Storms did the Tri-States a favor
Thu, 05 Jun 2014 13:19:01 GMT —
Swelling rivers and dangerous winds were just some of the concerns the Tri-States had during the threat of severe weather earlier this week.
According to Mill Creek Farm owner Mike Roegge, the storm turned out to be a good thing.
"This year rainfall was really scarce, so we were very happy to receive the rain fall," Roegge said.
And while the storm did do some damage, "it did cause a little erosion in some fields," he said.
Quincy area farmers say they needed the storm's two to four inches of rain that swept through the Midwest.
"The rain we've been getting over the last two to three weeks have been really spotty. One farm would get it and the farm next to it would get nothing. It was nice to kind of get a general rain that covered the whole area," Roegge explained.
Flooded rivers and streams are also another concern for riverside communities.
Roger Sutter is president of the Fabius River Drainage District. Rivers and streams run from northwest Missouri down through the Tri-States, eventually flowing into the Mississippi River, but Sutter said flooding right now isn't something to worry about.
"I'm sure it's a concern to some guys out here that maybe this river will get out of its banks and flood some crop land. But as far as downstream at the Fabius River District, we have no concerns at this time," Sutter explained.
Sutter and his team use high tech equipment to judge the depth of rivers. If flooding was indeed an issue, he and his team would be prepared.
"Depending on how high it would get, we would actually have to do a little bit of sandbagging," Sutter said.
In the end, a storm that was predicted to be severe and dangerous actually did the community a favor.
"We really needed this rainfall, soil conditions were very, very dry, the crop will respond positively to that, so all in all it was a very positive rainfall we received," Sutter said.

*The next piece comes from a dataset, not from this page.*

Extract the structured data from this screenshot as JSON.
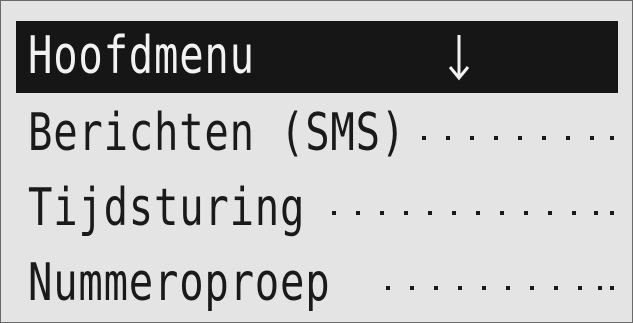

Mike Roegge says compared to last year at this time, when the end of May brought large amounts of rain, he is ahead of his planting schedule.
(Story by KHQA Multimedia Journalist Jack Pluta.)